- [Exercise prompt]:
Which of the lines below holds the string "from"? Copy every line that does.

Segment Start: Data provided

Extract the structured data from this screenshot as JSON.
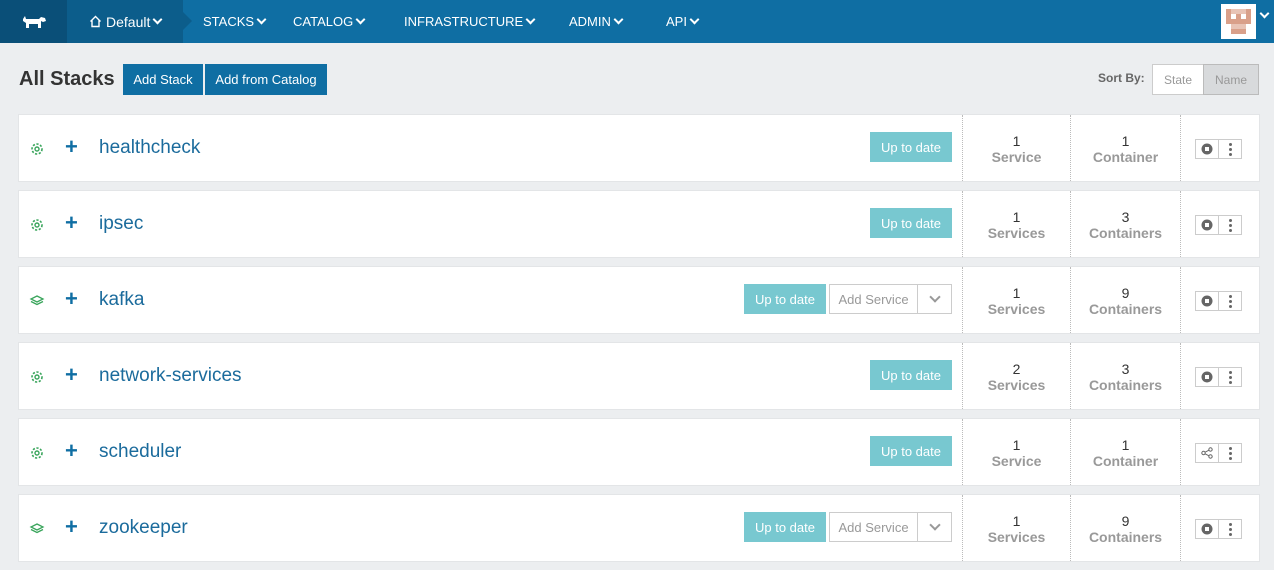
{
  "nav": {
    "environment": "Default",
    "items": [
      "STACKS",
      "CATALOG",
      "INFRASTRUCTURE",
      "ADMIN",
      "API"
    ]
  },
  "header": {
    "title": "All Stacks",
    "add_stack": "Add Stack",
    "add_from_catalog": "Add from Catalog",
    "sort_by_label": "Sort By:",
    "sort_state": "State",
    "sort_name": "Name"
  },
  "stacks": [
    {
      "name": "healthcheck",
      "icon": "gear-icon",
      "status": "Up to date",
      "services_num": "1",
      "services_unit": "Service",
      "containers_num": "1",
      "containers_unit": "Container",
      "action_icon": "stop-icon"
    },
    {
      "name": "ipsec",
      "icon": "gear-icon",
      "status": "Up to date",
      "services_num": "1",
      "services_unit": "Services",
      "containers_num": "3",
      "containers_unit": "Containers",
      "action_icon": "stop-icon"
    },
    {
      "name": "kafka",
      "icon": "layers-icon",
      "status": "Up to date",
      "add_service": "Add Service",
      "services_num": "1",
      "services_unit": "Services",
      "containers_num": "9",
      "containers_unit": "Containers",
      "action_icon": "stop-icon"
    },
    {
      "name": "network-services",
      "icon": "gear-icon",
      "status": "Up to date",
      "services_num": "2",
      "services_unit": "Services",
      "containers_num": "3",
      "containers_unit": "Containers",
      "action_icon": "stop-icon"
    },
    {
      "name": "scheduler",
      "icon": "gear-icon",
      "status": "Up to date",
      "services_num": "1",
      "services_unit": "Service",
      "containers_num": "1",
      "containers_unit": "Container",
      "action_icon": "share-icon"
    },
    {
      "name": "zookeeper",
      "icon": "layers-icon",
      "status": "Up to date",
      "add_service": "Add Service",
      "services_num": "1",
      "services_unit": "Services",
      "containers_num": "9",
      "containers_unit": "Containers",
      "action_icon": "stop-icon"
    }
  ],
  "colors": {
    "nav_bg": "#0f6ea3",
    "accent": "#0f6ea3",
    "status_badge": "#78c8d0",
    "healthy_icon": "#3aa55c"
  }
}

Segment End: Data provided

- [Exercise response]:
Extract the structured data from this screenshot as JSON.
    "add_from_catalog": "Add from Catalog",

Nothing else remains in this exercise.